If we can think of these algorithms as an execution of choreographies, Internet measurement (re)codifies their performance. As the structure of an algorithm unfolds, it inevitably improvises within the parameters of its dance. Internet measurement watches as an audience member and notates its expected and unexpected characteristics. In 1403, a young Filippo Brunelleschi, the eventual inventor of perspective, went to Rome to learn how the Ancient Romans built their buildings. He started by measuring them. Measurements help us understand the structure of the artwork. They give shape to the choreographic choices that construct our lived experience of its outermost layer. 

Supposed portrait of Filippo Brunelleschi from 'Resurrection of the Son of Theophilus' by Masaccio. [A sketch of a White man in a headdress and robe, holding a drawing of the Florence Cathedral Dome.]
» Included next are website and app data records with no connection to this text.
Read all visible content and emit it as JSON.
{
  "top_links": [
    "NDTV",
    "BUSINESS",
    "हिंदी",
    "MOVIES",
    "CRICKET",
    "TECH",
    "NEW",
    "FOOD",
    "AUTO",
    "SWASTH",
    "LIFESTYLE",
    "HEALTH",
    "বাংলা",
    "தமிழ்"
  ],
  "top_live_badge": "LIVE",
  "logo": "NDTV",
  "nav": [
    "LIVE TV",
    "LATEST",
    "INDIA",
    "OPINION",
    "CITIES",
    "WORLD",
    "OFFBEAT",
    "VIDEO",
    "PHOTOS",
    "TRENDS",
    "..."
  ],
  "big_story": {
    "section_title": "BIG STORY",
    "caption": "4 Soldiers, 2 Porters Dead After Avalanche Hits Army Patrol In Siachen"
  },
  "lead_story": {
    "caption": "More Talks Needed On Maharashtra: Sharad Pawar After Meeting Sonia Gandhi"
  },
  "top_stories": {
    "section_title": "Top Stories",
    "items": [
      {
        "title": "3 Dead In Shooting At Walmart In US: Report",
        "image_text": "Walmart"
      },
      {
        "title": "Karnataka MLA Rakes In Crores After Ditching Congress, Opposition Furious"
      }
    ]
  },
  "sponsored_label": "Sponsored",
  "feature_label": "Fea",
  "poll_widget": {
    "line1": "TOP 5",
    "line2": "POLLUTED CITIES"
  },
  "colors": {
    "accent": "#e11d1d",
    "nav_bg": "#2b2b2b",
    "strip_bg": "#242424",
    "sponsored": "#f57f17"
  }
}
In its romanticized enormity, the Internet can feel shapeless; measurements of its digital contours provide structure for their sculpting. The Internet has physical components as well of course, but they alone do not account for its defining characteristic of moving data around the world, just as a sculpture cannot be removed from the context that moves through and around it.

Franco “Bifo” Berardi writes that, "Prescriptions, prophecies, injunctions are ways of inscribing the future in language, and--most importantly--are ways of producing the future by means of language. Like prescriptions, prophecies, and injunctions, code also has the power to inscribe the future, by formatting linguistic relations and the pragmatic development of algorithmic signs." When code is written to measure other code, we inscribe a future where the prophecy of the past is checked in the perpetual present. The Internet is often thought of as outside of temporal and spatial bounds, a sort of amorphous, timeless presence -- so what does it mean for us to ask sculptural questions about its then, now, and later? Measurement is a form of tending to but also tending towards the future we inscribe in our measurement. To ask how tall I am now, suggests height will be relevant then. Can I check how the Internet is working for us today in a way that will resonate in thousands of tomorrows?
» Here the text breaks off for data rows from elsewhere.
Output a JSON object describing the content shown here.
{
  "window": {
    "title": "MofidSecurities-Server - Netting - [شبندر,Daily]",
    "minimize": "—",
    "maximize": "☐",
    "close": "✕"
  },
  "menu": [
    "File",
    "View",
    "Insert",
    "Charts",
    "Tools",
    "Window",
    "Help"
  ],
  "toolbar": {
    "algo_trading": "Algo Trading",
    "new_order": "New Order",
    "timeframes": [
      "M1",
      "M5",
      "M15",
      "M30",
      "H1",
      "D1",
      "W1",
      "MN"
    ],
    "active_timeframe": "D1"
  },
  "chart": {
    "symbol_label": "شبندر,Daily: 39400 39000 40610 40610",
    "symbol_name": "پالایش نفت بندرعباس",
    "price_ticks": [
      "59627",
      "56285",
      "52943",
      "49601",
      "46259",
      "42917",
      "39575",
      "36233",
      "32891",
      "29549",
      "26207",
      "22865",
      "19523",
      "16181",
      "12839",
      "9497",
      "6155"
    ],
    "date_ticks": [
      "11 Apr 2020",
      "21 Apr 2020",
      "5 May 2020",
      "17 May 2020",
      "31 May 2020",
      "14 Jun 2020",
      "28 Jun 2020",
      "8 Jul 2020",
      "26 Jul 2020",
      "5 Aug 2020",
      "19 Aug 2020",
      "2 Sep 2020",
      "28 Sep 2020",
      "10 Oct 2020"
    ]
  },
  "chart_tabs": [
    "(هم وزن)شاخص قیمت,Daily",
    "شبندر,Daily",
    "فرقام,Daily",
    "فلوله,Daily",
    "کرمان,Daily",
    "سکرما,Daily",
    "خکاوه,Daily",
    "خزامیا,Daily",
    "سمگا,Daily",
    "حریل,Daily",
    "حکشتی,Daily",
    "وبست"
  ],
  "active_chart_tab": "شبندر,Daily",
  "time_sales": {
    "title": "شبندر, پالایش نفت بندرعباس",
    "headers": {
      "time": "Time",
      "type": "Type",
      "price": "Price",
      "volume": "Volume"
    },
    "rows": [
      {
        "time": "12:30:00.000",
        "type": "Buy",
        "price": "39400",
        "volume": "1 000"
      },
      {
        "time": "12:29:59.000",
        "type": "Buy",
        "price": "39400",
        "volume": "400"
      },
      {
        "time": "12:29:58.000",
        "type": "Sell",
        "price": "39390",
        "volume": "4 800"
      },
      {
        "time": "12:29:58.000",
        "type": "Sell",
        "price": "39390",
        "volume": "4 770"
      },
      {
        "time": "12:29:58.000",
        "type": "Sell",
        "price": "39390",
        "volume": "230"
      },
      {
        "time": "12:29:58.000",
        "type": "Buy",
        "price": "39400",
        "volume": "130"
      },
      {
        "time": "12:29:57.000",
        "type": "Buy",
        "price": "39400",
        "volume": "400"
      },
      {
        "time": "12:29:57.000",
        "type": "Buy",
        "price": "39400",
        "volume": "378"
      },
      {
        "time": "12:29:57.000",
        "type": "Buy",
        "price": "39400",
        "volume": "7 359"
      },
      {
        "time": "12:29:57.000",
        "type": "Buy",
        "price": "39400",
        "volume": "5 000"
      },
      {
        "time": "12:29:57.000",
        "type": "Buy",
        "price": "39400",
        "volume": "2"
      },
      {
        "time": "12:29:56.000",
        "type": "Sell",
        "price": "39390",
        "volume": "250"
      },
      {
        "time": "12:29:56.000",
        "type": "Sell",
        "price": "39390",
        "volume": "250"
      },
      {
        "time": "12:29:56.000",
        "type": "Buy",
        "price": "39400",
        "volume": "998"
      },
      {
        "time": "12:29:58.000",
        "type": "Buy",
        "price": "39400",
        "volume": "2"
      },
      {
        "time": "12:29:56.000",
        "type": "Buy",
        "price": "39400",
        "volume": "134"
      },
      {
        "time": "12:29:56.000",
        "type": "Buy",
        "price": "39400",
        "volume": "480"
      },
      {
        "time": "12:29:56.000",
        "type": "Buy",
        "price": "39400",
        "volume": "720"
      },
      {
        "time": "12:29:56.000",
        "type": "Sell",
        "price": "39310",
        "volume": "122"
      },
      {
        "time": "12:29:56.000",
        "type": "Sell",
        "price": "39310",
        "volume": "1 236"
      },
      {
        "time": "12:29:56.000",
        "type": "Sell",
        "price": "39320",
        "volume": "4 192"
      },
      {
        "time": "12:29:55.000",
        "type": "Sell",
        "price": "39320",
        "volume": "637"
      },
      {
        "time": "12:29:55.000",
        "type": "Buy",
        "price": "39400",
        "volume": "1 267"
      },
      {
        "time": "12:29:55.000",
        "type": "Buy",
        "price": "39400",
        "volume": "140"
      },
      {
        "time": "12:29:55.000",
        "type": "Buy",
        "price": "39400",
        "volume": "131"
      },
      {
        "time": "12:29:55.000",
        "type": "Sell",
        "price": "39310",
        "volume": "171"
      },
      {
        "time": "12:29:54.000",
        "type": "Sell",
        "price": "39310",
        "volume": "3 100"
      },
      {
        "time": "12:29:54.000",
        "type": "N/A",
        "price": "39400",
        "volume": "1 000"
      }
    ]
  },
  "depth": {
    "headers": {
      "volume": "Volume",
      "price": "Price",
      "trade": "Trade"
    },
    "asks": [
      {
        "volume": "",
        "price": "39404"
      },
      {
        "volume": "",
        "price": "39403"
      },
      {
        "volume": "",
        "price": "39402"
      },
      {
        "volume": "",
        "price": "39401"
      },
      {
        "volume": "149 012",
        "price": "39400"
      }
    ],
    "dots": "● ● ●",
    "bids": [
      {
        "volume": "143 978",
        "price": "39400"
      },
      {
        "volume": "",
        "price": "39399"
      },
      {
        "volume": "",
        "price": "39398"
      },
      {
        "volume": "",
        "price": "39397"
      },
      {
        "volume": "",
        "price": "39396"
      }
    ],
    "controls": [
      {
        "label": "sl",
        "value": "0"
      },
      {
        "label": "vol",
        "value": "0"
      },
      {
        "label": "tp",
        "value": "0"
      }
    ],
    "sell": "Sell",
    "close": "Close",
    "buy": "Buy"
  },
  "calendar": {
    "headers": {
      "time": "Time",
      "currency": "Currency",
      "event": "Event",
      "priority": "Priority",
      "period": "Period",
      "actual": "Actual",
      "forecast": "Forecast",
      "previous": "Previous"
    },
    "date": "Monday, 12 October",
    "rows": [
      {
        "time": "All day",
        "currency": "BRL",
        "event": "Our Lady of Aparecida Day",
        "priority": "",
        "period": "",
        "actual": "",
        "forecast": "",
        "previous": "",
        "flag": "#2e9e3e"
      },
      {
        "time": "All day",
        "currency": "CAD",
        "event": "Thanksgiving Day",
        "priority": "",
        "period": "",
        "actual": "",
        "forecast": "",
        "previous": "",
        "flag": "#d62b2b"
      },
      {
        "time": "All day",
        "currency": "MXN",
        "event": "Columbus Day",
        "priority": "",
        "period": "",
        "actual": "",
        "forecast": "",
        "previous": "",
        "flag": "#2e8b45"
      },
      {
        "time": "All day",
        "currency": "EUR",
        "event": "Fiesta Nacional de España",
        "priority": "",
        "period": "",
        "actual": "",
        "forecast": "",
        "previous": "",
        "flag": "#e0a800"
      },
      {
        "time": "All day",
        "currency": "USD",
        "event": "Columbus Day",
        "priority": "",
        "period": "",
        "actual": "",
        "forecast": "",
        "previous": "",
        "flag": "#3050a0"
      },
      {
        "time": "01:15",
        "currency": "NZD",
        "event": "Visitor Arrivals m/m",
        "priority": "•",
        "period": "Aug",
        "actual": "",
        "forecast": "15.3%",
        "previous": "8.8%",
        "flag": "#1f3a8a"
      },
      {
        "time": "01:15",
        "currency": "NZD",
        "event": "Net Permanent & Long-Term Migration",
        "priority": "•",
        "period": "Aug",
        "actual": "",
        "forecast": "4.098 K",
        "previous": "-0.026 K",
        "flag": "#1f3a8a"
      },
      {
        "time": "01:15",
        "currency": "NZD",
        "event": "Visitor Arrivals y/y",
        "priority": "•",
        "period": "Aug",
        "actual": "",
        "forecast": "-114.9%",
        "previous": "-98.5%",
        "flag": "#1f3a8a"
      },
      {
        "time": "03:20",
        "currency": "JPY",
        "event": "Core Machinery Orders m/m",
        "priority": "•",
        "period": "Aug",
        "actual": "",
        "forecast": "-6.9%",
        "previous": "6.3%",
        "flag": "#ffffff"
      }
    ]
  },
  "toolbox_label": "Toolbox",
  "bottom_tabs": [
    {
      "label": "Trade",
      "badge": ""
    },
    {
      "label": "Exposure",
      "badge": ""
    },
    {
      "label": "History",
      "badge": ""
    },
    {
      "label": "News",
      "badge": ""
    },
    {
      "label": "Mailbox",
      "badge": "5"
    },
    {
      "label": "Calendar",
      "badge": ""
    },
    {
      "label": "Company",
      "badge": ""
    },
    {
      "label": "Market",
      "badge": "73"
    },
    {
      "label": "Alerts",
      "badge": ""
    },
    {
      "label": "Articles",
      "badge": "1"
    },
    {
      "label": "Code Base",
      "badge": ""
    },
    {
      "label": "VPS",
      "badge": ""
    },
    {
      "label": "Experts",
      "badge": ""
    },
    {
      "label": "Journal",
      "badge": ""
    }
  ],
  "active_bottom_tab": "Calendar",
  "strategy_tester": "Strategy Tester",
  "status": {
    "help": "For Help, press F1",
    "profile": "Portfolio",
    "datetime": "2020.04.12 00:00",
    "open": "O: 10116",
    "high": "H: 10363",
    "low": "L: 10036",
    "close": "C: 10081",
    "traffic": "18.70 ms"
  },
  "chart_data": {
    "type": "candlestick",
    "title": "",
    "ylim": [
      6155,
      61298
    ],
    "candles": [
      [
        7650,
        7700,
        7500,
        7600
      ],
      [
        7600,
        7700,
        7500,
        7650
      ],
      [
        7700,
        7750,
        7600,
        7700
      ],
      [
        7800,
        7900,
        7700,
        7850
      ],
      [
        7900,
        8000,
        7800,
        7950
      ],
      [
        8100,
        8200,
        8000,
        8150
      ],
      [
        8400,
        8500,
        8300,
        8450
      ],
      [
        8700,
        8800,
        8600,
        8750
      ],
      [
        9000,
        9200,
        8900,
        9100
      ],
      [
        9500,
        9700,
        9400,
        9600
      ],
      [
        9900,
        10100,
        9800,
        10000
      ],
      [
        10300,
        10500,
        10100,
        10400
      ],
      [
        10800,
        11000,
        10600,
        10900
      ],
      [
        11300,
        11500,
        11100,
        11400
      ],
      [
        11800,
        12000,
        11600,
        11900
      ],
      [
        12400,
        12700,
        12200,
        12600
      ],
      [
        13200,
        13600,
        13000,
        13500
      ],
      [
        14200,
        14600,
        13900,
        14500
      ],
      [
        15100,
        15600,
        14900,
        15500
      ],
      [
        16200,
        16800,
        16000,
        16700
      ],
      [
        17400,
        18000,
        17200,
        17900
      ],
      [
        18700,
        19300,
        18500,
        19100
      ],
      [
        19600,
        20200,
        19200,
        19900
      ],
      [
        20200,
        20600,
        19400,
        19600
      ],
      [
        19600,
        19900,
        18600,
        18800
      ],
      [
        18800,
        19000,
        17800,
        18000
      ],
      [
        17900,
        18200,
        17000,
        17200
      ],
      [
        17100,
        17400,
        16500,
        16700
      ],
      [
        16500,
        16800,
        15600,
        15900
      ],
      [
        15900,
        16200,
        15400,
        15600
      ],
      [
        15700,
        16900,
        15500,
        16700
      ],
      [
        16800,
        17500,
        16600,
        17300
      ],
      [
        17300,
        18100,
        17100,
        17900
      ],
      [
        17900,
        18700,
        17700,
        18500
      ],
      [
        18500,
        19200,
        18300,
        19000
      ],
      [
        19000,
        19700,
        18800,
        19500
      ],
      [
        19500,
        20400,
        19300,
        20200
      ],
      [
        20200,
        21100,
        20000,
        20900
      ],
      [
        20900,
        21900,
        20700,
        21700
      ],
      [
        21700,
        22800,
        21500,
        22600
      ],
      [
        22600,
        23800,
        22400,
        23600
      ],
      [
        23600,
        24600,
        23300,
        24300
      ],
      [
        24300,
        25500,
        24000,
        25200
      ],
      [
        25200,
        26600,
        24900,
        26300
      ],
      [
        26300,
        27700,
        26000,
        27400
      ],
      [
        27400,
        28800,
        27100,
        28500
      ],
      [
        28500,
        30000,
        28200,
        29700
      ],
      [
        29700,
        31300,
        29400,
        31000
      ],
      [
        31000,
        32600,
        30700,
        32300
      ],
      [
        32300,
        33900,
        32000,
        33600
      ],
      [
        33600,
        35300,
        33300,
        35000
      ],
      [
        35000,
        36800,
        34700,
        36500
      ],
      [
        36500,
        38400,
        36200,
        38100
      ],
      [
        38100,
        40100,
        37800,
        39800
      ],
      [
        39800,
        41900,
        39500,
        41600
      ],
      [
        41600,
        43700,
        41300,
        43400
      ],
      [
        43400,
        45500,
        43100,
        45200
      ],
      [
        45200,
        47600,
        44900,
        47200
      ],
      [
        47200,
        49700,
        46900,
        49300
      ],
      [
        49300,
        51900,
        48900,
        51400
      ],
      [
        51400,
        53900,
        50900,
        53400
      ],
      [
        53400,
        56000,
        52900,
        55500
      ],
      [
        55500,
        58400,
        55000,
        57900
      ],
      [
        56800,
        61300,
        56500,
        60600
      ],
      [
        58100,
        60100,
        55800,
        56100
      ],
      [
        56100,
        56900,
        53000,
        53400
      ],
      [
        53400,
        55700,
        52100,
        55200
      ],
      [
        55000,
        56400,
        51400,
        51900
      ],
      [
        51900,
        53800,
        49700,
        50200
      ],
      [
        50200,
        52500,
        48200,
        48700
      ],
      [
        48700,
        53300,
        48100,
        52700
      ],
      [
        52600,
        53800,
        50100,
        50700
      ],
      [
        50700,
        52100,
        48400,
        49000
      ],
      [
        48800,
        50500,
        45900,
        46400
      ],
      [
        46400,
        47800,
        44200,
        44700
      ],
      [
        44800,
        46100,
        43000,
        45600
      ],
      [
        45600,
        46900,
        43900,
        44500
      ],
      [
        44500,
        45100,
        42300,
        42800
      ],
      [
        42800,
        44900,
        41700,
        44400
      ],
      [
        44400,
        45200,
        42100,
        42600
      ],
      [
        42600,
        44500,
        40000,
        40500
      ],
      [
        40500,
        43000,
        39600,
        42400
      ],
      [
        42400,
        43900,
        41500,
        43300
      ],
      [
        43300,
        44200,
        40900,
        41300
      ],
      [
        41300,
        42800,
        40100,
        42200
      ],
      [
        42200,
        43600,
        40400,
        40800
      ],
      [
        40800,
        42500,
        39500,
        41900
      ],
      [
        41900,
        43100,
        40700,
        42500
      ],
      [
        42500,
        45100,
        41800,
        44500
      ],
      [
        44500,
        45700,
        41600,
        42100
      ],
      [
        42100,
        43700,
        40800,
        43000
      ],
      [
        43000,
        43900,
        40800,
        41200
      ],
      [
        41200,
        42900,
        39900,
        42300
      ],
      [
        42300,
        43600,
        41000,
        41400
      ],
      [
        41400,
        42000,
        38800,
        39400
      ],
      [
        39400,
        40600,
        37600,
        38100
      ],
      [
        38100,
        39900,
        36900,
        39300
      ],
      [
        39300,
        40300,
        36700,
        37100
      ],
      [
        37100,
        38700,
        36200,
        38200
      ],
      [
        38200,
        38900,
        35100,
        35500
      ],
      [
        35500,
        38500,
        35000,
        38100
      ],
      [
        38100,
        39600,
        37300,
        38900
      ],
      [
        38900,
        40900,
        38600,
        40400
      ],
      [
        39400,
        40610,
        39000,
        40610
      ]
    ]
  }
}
The formalization of a unit is an indication of significance, therefore Internet measurement is a form of producing meaning about our networked world. We measure what we want to see. Most of the projects I’ve compiled on Internet measurement are quite dense and inaccessible to the average user of the Internet, and yet I think they’re doing something really intensely beautiful and relevant to the digitally dependent era. What is it that we want to measure our experience of the Internet by? Each Internet measurement project proposes an answer but it’s unlikely there is one. Is it speed? Is it access? Is it stability and security? Resilience? Empathy, universality, individuality, openness? A mixture of all the above, I’m sure, but to what proportions? What are the characteristics of the Internet we want to see and how close are we to their reality? 

“I’m okay, thanks for asking. How are you?” 

Lai Yi Ohlsen is an artist and tech worker operating at the intersection of measurement, media, and movement. She is the Project Director of Measurement Lab, one of Code for Science Society's sponsored projects. Previously, she worked to defend and promote human rights online with eQualitie as Technical Programs Manager. Ohlsen is a 2019 Artist in Residence at Movement Research and a Spring 2020 Technology Resident at Pioneer Works. In 2019, she was in residence at Jonah Bokaer Arts Foundation, rehearsal and MANCC's Forward Dialogues as Kim Savarino's collaborator. Her work has been shown at Tech Zine Fair, Movement Research’s Fall Festival, New York Art Book Fair, the Internet Archive’s Decentralized Web Summit and Our Networks. She is the author of 100 Scores: movement inspired by computers and tends to her creative practice at Soft Surplus, a collective warehouse space in Brooklyn.